OK, I’ve talked about the dire state of our economy, which is what should really matter to all of us, particularly those in power.
But let’s look at that one incident which has caused so much jabber and the use of so many hours of broadcast time and published pages. An MP, Andrew Mitchell, who has left on his bike through the main exit of Downing Street many times previously, is stopped by a police officer and told to leave by the pedestrian exit. What a petty, jumped-up, officious little jobs-worth! Yes, I mean the police officer, not the MP. What possible justification could he have for doing this apart from asserting his own sense of self-importance? What law was he attempting to uphold? The MP concerned had every right to be angry. But what a waste of time and money over something so ridiculously petty. Endless hours of wasted airtime & pages of newsprint.

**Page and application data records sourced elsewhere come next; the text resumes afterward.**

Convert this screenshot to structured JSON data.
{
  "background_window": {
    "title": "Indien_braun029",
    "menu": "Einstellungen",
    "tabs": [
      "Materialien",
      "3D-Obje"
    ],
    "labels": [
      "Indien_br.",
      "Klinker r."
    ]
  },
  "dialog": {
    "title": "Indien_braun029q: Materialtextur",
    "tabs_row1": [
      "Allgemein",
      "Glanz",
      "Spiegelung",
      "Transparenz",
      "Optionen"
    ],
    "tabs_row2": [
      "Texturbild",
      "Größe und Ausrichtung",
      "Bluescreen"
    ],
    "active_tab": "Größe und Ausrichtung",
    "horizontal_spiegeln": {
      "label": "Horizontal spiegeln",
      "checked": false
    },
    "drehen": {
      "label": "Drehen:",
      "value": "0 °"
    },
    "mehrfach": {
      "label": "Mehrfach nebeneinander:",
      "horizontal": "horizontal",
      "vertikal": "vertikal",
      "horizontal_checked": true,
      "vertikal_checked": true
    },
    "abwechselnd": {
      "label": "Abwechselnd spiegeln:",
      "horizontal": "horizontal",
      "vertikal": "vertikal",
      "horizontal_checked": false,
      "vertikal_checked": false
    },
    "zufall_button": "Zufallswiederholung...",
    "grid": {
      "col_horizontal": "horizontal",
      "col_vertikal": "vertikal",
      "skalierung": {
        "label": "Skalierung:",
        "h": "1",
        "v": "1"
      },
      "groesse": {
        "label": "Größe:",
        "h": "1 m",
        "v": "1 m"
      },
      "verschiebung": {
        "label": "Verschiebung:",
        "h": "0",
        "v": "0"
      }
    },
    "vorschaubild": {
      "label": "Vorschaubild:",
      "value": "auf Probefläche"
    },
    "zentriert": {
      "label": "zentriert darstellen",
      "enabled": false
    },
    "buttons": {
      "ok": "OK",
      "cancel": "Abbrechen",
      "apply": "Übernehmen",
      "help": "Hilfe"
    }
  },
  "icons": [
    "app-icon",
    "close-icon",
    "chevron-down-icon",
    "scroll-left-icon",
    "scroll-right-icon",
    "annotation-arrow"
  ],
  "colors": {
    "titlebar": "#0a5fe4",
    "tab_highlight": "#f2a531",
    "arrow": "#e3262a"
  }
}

Yes, police officers deserve respect just like everybody else, including bike-riding MPs going through the gate they’ve always used. But don’t demand respect when you’ve shown none.

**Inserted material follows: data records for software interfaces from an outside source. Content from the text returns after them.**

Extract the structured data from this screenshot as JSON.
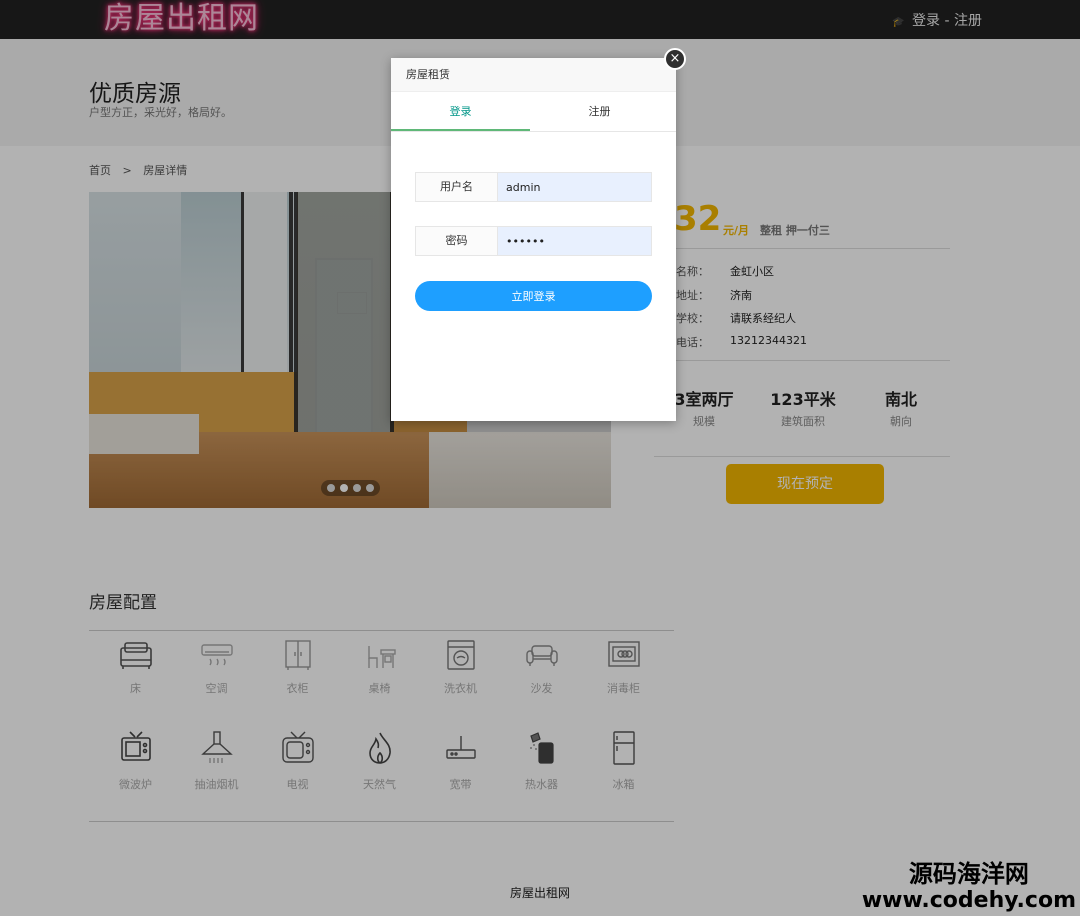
{
  "header": {
    "logo": "房屋出租网",
    "login": "登录",
    "separator": "-",
    "register": "注册"
  },
  "hero": {
    "title": "优质房源",
    "subtitle": "户型方正，采光好，格局好。"
  },
  "breadcrumb": {
    "home": "首页",
    "separator": ">",
    "current": "房屋详情"
  },
  "carousel": {
    "slides": 4,
    "active": 2
  },
  "listing": {
    "price": "32",
    "price_unit": "元/月",
    "rent_type": "整租 押一付三",
    "details": [
      {
        "label": "名称：",
        "value": "金虹小区"
      },
      {
        "label": "地址：",
        "value": "济南"
      },
      {
        "label": "学校：",
        "value": "请联系经纪人"
      },
      {
        "label": "电话：",
        "value": "13212344321"
      }
    ],
    "specs": [
      {
        "value": "3室两厅",
        "label": "规模"
      },
      {
        "value": "123平米",
        "label": "建筑面积"
      },
      {
        "value": "南北",
        "label": "朝向"
      }
    ],
    "book_button": "现在预定"
  },
  "amenities": {
    "title": "房屋配置",
    "items": [
      {
        "label": "床",
        "icon": "bed-icon"
      },
      {
        "label": "空调",
        "icon": "air-conditioner-icon"
      },
      {
        "label": "衣柜",
        "icon": "wardrobe-icon"
      },
      {
        "label": "桌椅",
        "icon": "desk-chair-icon"
      },
      {
        "label": "洗衣机",
        "icon": "washing-machine-icon"
      },
      {
        "label": "沙发",
        "icon": "sofa-icon"
      },
      {
        "label": "消毒柜",
        "icon": "sterilizer-icon"
      },
      {
        "label": "微波炉",
        "icon": "microwave-icon"
      },
      {
        "label": "抽油烟机",
        "icon": "range-hood-icon"
      },
      {
        "label": "电视",
        "icon": "tv-icon"
      },
      {
        "label": "天然气",
        "icon": "gas-flame-icon"
      },
      {
        "label": "宽带",
        "icon": "router-icon"
      },
      {
        "label": "热水器",
        "icon": "water-heater-icon"
      },
      {
        "label": "冰箱",
        "icon": "fridge-icon"
      }
    ]
  },
  "footer": {
    "text": "房屋出租网"
  },
  "watermark": {
    "line1": "源码海洋网",
    "line2": "www.codehy.com"
  },
  "modal": {
    "title": "房屋租赁",
    "close": "×",
    "tabs": [
      {
        "label": "登录",
        "active": true
      },
      {
        "label": "注册",
        "active": false
      }
    ],
    "username_label": "用户名",
    "username_value": "admin",
    "password_label": "密码",
    "password_value": "123456",
    "submit": "立即登录"
  },
  "colors": {
    "accent_yellow": "#f2b600",
    "login_blue": "#1e9fff",
    "tab_green": "#009688",
    "topbar": "#222222"
  }
}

Let’s get this straight. The police are civilians in uniform, although they sometimes tend to let the power go to their heads because, after all, power corrupts. In certain cases of course, the very power the police are granted attracts the wrong individuals into the police force in the first place, like Simon Harwood, the one who killed Ian Tomlinson during the G20 protest. They like to see themselves as “The Law” but in fact they are nothing of the kind – they don’t make laws, they don’t test laws and they don’t execute laws. That’s for parliament and the judiciary. The police force I’ve born witness to is a place of a majority of honourable hard working people whose working lives are beset by the effects of officers who get drunk on power, individuals who indulge in corruption or nepotism or violence, and those who engage in rumour-mongering, or coaching & falsifying statements. Worst of all are the ones who protect those guilty of repeated offences, which occurred in the case of Simon Harwood; if he had been dismissed earlier, Ian Tomlinson would be alive today. Although in the minority, these incidents are destroying the reputation of the police.

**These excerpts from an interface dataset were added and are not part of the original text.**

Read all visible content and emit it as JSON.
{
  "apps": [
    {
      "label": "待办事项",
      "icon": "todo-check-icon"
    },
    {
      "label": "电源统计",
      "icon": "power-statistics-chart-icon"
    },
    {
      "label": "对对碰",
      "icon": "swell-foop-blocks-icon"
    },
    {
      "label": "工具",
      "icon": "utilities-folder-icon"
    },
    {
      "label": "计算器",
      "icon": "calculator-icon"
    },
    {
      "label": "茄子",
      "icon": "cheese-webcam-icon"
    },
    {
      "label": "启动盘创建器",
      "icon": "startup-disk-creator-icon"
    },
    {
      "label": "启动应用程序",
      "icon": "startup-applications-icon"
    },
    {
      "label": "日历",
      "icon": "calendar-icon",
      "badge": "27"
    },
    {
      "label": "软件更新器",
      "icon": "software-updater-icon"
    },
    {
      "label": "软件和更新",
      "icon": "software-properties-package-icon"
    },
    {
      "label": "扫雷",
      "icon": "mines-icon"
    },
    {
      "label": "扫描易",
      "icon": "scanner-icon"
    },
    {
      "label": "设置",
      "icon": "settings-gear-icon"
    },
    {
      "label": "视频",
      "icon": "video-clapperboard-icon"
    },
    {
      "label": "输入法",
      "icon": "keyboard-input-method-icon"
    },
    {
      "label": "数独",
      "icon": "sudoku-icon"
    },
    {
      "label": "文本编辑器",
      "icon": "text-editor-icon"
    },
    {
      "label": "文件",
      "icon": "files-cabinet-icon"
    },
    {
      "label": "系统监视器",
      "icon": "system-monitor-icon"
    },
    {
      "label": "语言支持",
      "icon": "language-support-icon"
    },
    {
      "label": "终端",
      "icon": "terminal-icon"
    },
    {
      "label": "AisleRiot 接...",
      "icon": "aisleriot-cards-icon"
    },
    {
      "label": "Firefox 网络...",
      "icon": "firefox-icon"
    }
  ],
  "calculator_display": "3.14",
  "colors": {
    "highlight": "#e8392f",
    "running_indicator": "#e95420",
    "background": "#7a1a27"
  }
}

Don’t make the MP apologise to the police. Make the policeman concerned stand up and justify his own actions, or go and find a new job where he won’t do any more damage. Please… for the sake of the police force and its reputation, as well as for the cohesion of our society. The misuse of power destroys respect, and without respect there is no authority, and in turn no power to effect change.